*** RECORDS SHOWN

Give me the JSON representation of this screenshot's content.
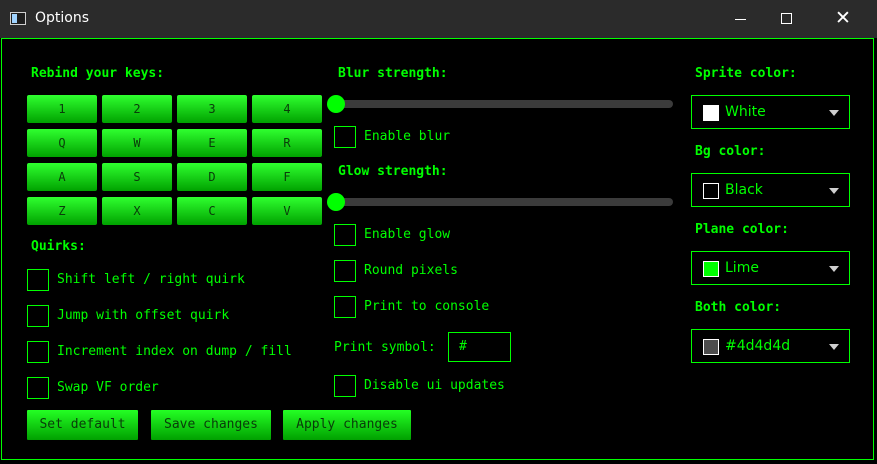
{
  "window": {
    "title": "Options",
    "close_glyph": "✕"
  },
  "keys": {
    "heading": "Rebind your keys:",
    "rows": [
      [
        "1",
        "2",
        "3",
        "4"
      ],
      [
        "Q",
        "W",
        "E",
        "R"
      ],
      [
        "A",
        "S",
        "D",
        "F"
      ],
      [
        "Z",
        "X",
        "C",
        "V"
      ]
    ]
  },
  "quirks": {
    "heading": "Quirks:",
    "items": [
      {
        "label": "Shift left / right quirk",
        "checked": false
      },
      {
        "label": "Jump with offset quirk",
        "checked": false
      },
      {
        "label": "Increment index on dump / fill",
        "checked": false
      },
      {
        "label": "Swap VF order",
        "checked": false
      }
    ]
  },
  "actions": {
    "set_default": "Set default",
    "save": "Save changes",
    "apply": "Apply changes"
  },
  "blur": {
    "heading": "Blur strength:",
    "value": 0,
    "enable_label": "Enable blur",
    "enabled": false
  },
  "glow": {
    "heading": "Glow strength:",
    "value": 0,
    "enable_label": "Enable glow",
    "enabled": false
  },
  "options": [
    {
      "label": "Round pixels",
      "checked": false
    },
    {
      "label": "Print to console",
      "checked": false
    }
  ],
  "print_symbol": {
    "label": "Print symbol:",
    "value": "#"
  },
  "disable_ui": {
    "label": "Disable ui updates",
    "checked": false
  },
  "colors": {
    "sprite": {
      "heading": "Sprite color:",
      "value": "White",
      "swatch": "#ffffff"
    },
    "bg": {
      "heading": "Bg color:",
      "value": "Black",
      "swatch": "#000000"
    },
    "plane": {
      "heading": "Plane color:",
      "value": "Lime",
      "swatch": "#00ff00"
    },
    "both": {
      "heading": "Both color:",
      "value": "#4d4d4d",
      "swatch": "#4d4d4d"
    }
  },
  "theme": {
    "accent": "#00ff00",
    "background": "#000000",
    "titlebar": "#2b2b2b"
  }
}
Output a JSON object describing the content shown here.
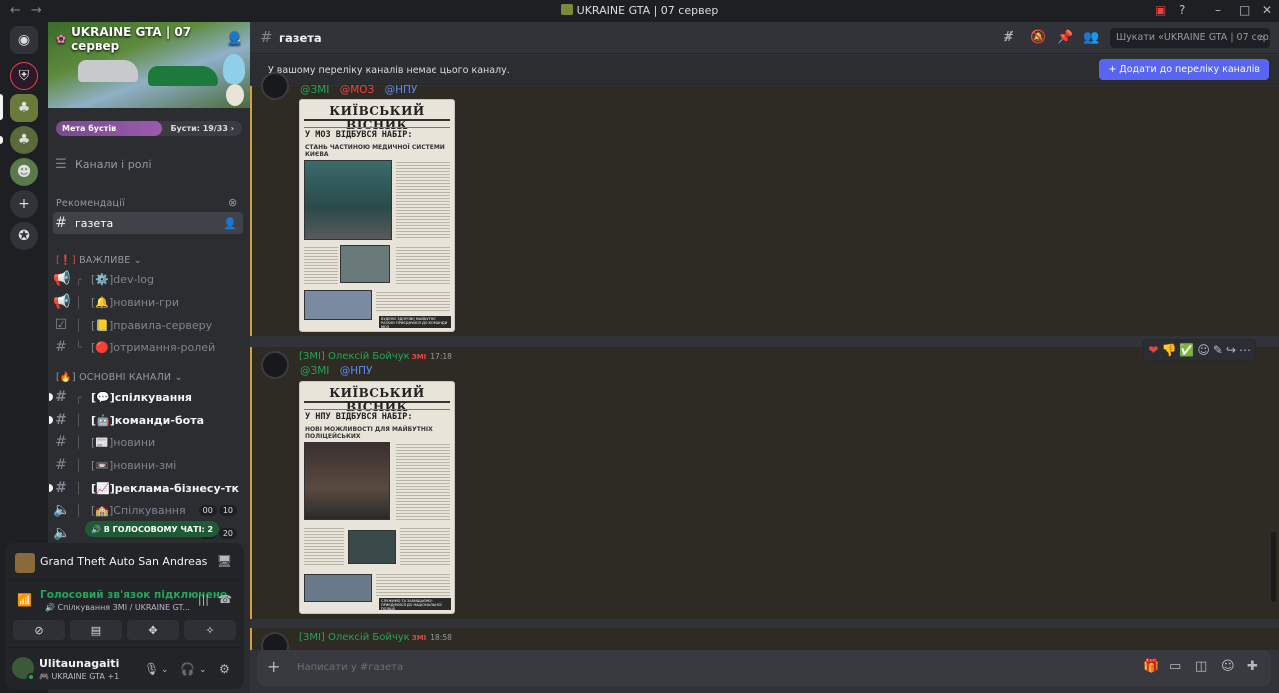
{
  "window": {
    "title": "UKRAINE GTA | 07 сервер",
    "back": "←",
    "forward": "→"
  },
  "server": {
    "name": "UKRAINE GTA | 07 сервер",
    "boost_goal_label": "Мета бустів",
    "boost_count": "Бусти: 19/33 ›",
    "boost_progress": 0.57
  },
  "sidebar": {
    "channels_roles": "Канали і ролі",
    "recommendations": "Рекомендації",
    "active_channel": "газета",
    "category_important": "ВАЖЛИВЕ",
    "category_important_emoji": "[❗]",
    "category_main": "ОСНОВНІ КАНАЛИ",
    "category_main_emoji": "[🔥]",
    "channels": [
      {
        "name": "dev-log",
        "prefix": "[⚙️]"
      },
      {
        "name": "новини-гри",
        "prefix": "[🔔]"
      },
      {
        "name": "правила-серверу",
        "prefix": "[📒]"
      },
      {
        "name": "отримання-ролей",
        "prefix": "[🔴]"
      },
      {
        "name": "спілкування",
        "prefix": "[💬]"
      },
      {
        "name": "команди-бота",
        "prefix": "[🤖]"
      },
      {
        "name": "новини",
        "prefix": "[📰]"
      },
      {
        "name": "новини-змі",
        "prefix": "[📼]"
      },
      {
        "name": "реклама-бізнесу-тк",
        "prefix": "[📈]"
      },
      {
        "name": "Спілкування",
        "prefix": "[🏫]"
      }
    ],
    "voice_badge_1": [
      "00",
      "10"
    ],
    "voice_badge_2": [
      "00",
      "20"
    ],
    "voice_tooltip": "🔊 В ГОЛОСОВОМУ ЧАТІ: 2"
  },
  "panel": {
    "game": "Grand Theft Auto San Andreas",
    "voice_status": "Голосовий зв'язок підключено",
    "voice_channel": "🔊 Спілкування ЗМІ / UKRAINE GT...",
    "username": "Ulitaunagaiti",
    "user_status": "🎮 UKRAINE GTA +1"
  },
  "header": {
    "channel": "газета",
    "search_placeholder": "Шукати «UKRAINE GTA | 07 сер...",
    "notice": "У вашому переліку каналів немає цього каналу.",
    "add_button": "+  Додати до переліку каналів"
  },
  "messages": [
    {
      "mentions": [
        "@ЗМІ",
        "@МОЗ",
        "@НПУ"
      ],
      "paper": {
        "masthead": "КИЇВСЬКИЙ ВІСНИК",
        "headline": "У МОЗ ВІДБУВСЯ НАБІР:",
        "subhead": "СТАНЬ ЧАСТИНОЮ МЕДИЧНОЇ СИСТЕМИ КИЄВА",
        "footer": "БУДЕМО ЗДОРОВІ! МАЙБУТНЄ РАЗОМ! ПРИЄДНУЙСЯ ДО КОМАНДИ МОЗ"
      }
    },
    {
      "author": "[ЗМІ] Олексій Бойчук",
      "tag": "ЗМІ",
      "time": "17:18",
      "mentions": [
        "@ЗМІ",
        "@НПУ"
      ],
      "paper": {
        "masthead": "КИЇВСЬКИЙ ВІСНИК",
        "headline": "У НПУ ВІДБУВСЯ НАБІР:",
        "subhead": "НОВІ МОЖЛИВОСТІ ДЛЯ МАЙБУТНІХ ПОЛІЦЕЙСЬКИХ",
        "footer": "СЛУЖИМО ТА ЗАХИЩАЄМО! ПРИЄДНУЙСЯ ДО НАЦІОНАЛЬНОЇ ПОЛІЦІЇ"
      }
    },
    {
      "author": "[ЗМІ] Олексій Бойчук",
      "tag": "ЗМІ",
      "time": "18:58"
    }
  ],
  "composer": {
    "placeholder": "Написати у #газета"
  },
  "colors": {
    "accent": "#5865f2",
    "online": "#23a55a",
    "mention_zmi": "#23a55a",
    "mention_moz": "#ed4245",
    "mention_npu": "#5b8def"
  }
}
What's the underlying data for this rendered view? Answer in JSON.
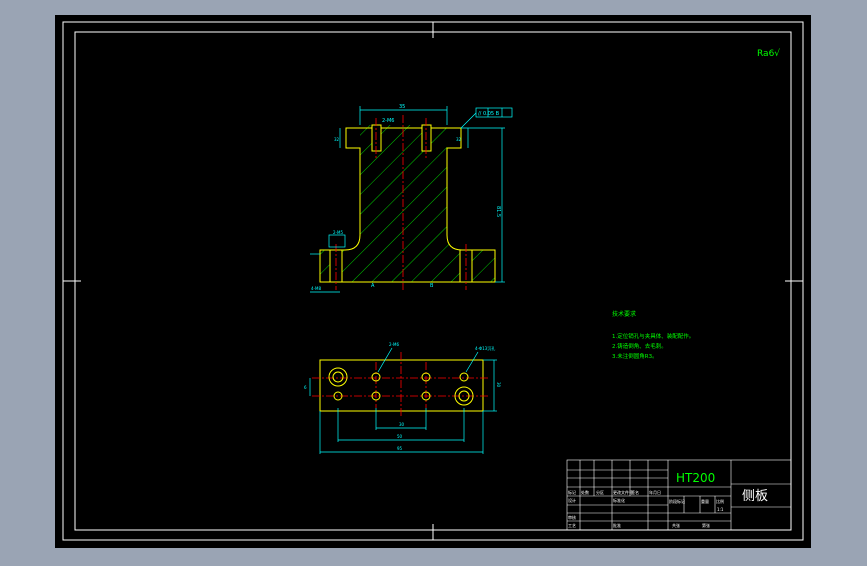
{
  "colors": {
    "app_bg": "#9aa4b4",
    "sheet_bg": "#000000",
    "frame": "#ffffff",
    "part_outline": "#ffff00",
    "hatch": "#00ff00",
    "dimension": "#00ffff",
    "center_line": "#ff0000",
    "notes": "#00ff00"
  },
  "drawing": {
    "roughness_symbol": "Ra6√",
    "front_view": {
      "dims": {
        "top_width": "35",
        "hole_spec": "2-M6",
        "height": "81.5",
        "left_small": "32",
        "right_small": "32",
        "tolerance_frame": "// 0.05 B",
        "bottom_left": "4-M8",
        "base_left": "2-M5",
        "leader_a": "A",
        "leader_b": "B"
      }
    },
    "top_view": {
      "dims": {
        "hole_callout_left": "2-M6",
        "hole_callout_right": "4-Φ13沉孔",
        "inner_spacing": "30",
        "mid_spacing": "50",
        "overall_width": "95",
        "height_right": "30",
        "height_left": "6"
      }
    },
    "notes": {
      "heading": "技术要求",
      "items": [
        "1.定位销孔与夹具体、装配配作。",
        "2.铸造倒角、去毛刺。",
        "3.未注倒圆角R3。"
      ]
    },
    "title_block": {
      "material": "HT200",
      "part_name": "侧板",
      "cells": [
        "标记",
        "处数",
        "分区",
        "更改文件号",
        "签名",
        "年月日",
        "设计",
        "标准化",
        "审核",
        "工艺",
        "批准",
        "阶段标记",
        "重量",
        "比例",
        "1:1",
        "共张",
        "第张"
      ]
    }
  }
}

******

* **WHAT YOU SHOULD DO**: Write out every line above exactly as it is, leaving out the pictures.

* **TASK RESULT**:
Give me the JSON representation of this screenshot's content.
{
  "window": {
    "title": "Options",
    "close_glyph": "✕"
  },
  "keys": {
    "heading": "Rebind your keys:",
    "rows": [
      [
        "1",
        "2",
        "3",
        "4"
      ],
      [
        "Q",
        "W",
        "E",
        "R"
      ],
      [
        "A",
        "S",
        "D",
        "F"
      ],
      [
        "Z",
        "X",
        "C",
        "V"
      ]
    ]
  },
  "quirks": {
    "heading": "Quirks:",
    "items": [
      {
        "label": "Shift left / right quirk",
        "checked": false
      },
      {
        "label": "Jump with offset quirk",
        "checked": false
      },
      {
        "label": "Increment index on dump / fill",
        "checked": false
      },
      {
        "label": "Swap VF order",
        "checked": false
      }
    ]
  },
  "actions": {
    "set_default": "Set default",
    "save": "Save changes",
    "apply": "Apply changes"
  },
  "blur": {
    "heading": "Blur strength:",
    "value": 0,
    "enable_label": "Enable blur",
    "enabled": false
  },
  "glow": {
    "heading": "Glow strength:",
    "value": 0,
    "enable_label": "Enable glow",
    "enabled": false
  },
  "options": [
    {
      "label": "Round pixels",
      "checked": false
    },
    {
      "label": "Print to console",
      "checked": false
    }
  ],
  "print_symbol": {
    "label": "Print symbol:",
    "value": "#"
  },
  "disable_ui": {
    "label": "Disable ui updates",
    "checked": false
  },
  "colors": {
    "sprite": {
      "heading": "Sprite color:",
      "value": "White",
      "swatch": "#ffffff"
    },
    "bg": {
      "heading": "Bg color:",
      "value": "Black",
      "swatch": "#000000"
    },
    "plane": {
      "heading": "Plane color:",
      "value": "Lime",
      "swatch": "#00ff00"
    },
    "both": {
      "heading": "Both color:",
      "value": "#4d4d4d",
      "swatch": "#4d4d4d"
    }
  },
  "theme": {
    "accent": "#00ff00",
    "background": "#000000",
    "titlebar": "#2b2b2b"
  }
}
Output a JSON object describing the content shown here.
{
  "window": {
    "title": "UKRAINE GTA | 07 сервер",
    "back": "←",
    "forward": "→"
  },
  "server": {
    "name": "UKRAINE GTA | 07 сервер",
    "boost_goal_label": "Мета бустів",
    "boost_count": "Бусти: 19/33 ›",
    "boost_progress": 0.57
  },
  "sidebar": {
    "channels_roles": "Канали і ролі",
    "recommendations": "Рекомендації",
    "active_channel": "газета",
    "category_important": "ВАЖЛИВЕ",
    "category_important_emoji": "[❗]",
    "category_main": "ОСНОВНІ КАНАЛИ",
    "category_main_emoji": "[🔥]",
    "channels": [
      {
        "name": "dev-log",
        "prefix": "[⚙️]"
      },
      {
        "name": "новини-гри",
        "prefix": "[🔔]"
      },
      {
        "name": "правила-серверу",
        "prefix": "[📒]"
      },
      {
        "name": "отримання-ролей",
        "prefix": "[🔴]"
      },
      {
        "name": "спілкування",
        "prefix": "[💬]"
      },
      {
        "name": "команди-бота",
        "prefix": "[🤖]"
      },
      {
        "name": "новини",
        "prefix": "[📰]"
      },
      {
        "name": "новини-змі",
        "prefix": "[📼]"
      },
      {
        "name": "реклама-бізнесу-тк",
        "prefix": "[📈]"
      },
      {
        "name": "Спілкування",
        "prefix": "[🏫]"
      }
    ],
    "voice_badge_1": [
      "00",
      "10"
    ],
    "voice_badge_2": [
      "00",
      "20"
    ],
    "voice_tooltip": "🔊 В ГОЛОСОВОМУ ЧАТІ: 2"
  },
  "panel": {
    "game": "Grand Theft Auto San Andreas",
    "voice_status": "Голосовий зв'язок підключено",
    "voice_channel": "🔊 Спілкування ЗМІ / UKRAINE GT...",
    "username": "Ulitaunagaiti",
    "user_status": "🎮 UKRAINE GTA +1"
  },
  "header": {
    "channel": "газета",
    "search_placeholder": "Шукати «UKRAINE GTA | 07 сер...",
    "notice": "У вашому переліку каналів немає цього каналу.",
    "add_button": "+  Додати до переліку каналів"
  },
  "messages": [
    {
      "mentions": [
        "@ЗМІ",
        "@МОЗ",
        "@НПУ"
      ],
      "paper": {
        "masthead": "КИЇВСЬКИЙ ВІСНИК",
        "headline": "У МОЗ ВІДБУВСЯ НАБІР:",
        "subhead": "СТАНЬ ЧАСТИНОЮ МЕДИЧНОЇ СИСТЕМИ КИЄВА",
        "footer": "БУДЕМО ЗДОРОВІ! МАЙБУТНЄ РАЗОМ! ПРИЄДНУЙСЯ ДО КОМАНДИ МОЗ"
      }
    },
    {
      "author": "[ЗМІ] Олексій Бойчук",
      "tag": "ЗМІ",
      "time": "17:18",
      "mentions": [
        "@ЗМІ",
        "@НПУ"
      ],
      "paper": {
        "masthead": "КИЇВСЬКИЙ ВІСНИК",
        "headline": "У НПУ ВІДБУВСЯ НАБІР:",
        "subhead": "НОВІ МОЖЛИВОСТІ ДЛЯ МАЙБУТНІХ ПОЛІЦЕЙСЬКИХ",
        "footer": "СЛУЖИМО ТА ЗАХИЩАЄМО! ПРИЄДНУЙСЯ ДО НАЦІОНАЛЬНОЇ ПОЛІЦІЇ"
      }
    },
    {
      "author": "[ЗМІ] Олексій Бойчук",
      "tag": "ЗМІ",
      "time": "18:58"
    }
  ],
  "composer": {
    "placeholder": "Написати у #газета"
  },
  "colors": {
    "accent": "#5865f2",
    "online": "#23a55a",
    "mention_zmi": "#23a55a",
    "mention_moz": "#ed4245",
    "mention_npu": "#5b8def"
  }
}
What's the underlying data for this rendered view? Answer in JSON.
{
  "colors": {
    "app_bg": "#9aa4b4",
    "sheet_bg": "#000000",
    "frame": "#ffffff",
    "part_outline": "#ffff00",
    "hatch": "#00ff00",
    "dimension": "#00ffff",
    "center_line": "#ff0000",
    "notes": "#00ff00"
  },
  "drawing": {
    "roughness_symbol": "Ra6√",
    "front_view": {
      "dims": {
        "top_width": "35",
        "hole_spec": "2-M6",
        "height": "81.5",
        "left_small": "32",
        "right_small": "32",
        "tolerance_frame": "// 0.05 B",
        "bottom_left": "4-M8",
        "base_left": "2-M5",
        "leader_a": "A",
        "leader_b": "B"
      }
    },
    "top_view": {
      "dims": {
        "hole_callout_left": "2-M6",
        "hole_callout_right": "4-Φ13沉孔",
        "inner_spacing": "30",
        "mid_spacing": "50",
        "overall_width": "95",
        "height_right": "30",
        "height_left": "6"
      }
    },
    "notes": {
      "heading": "技术要求",
      "items": [
        "1.定位销孔与夹具体、装配配作。",
        "2.铸造倒角、去毛刺。",
        "3.未注倒圆角R3。"
      ]
    },
    "title_block": {
      "material": "HT200",
      "part_name": "侧板",
      "cells": [
        "标记",
        "处数",
        "分区",
        "更改文件号",
        "签名",
        "年月日",
        "设计",
        "标准化",
        "审核",
        "工艺",
        "批准",
        "阶段标记",
        "重量",
        "比例",
        "1:1",
        "共张",
        "第张"
      ]
    }
  }
}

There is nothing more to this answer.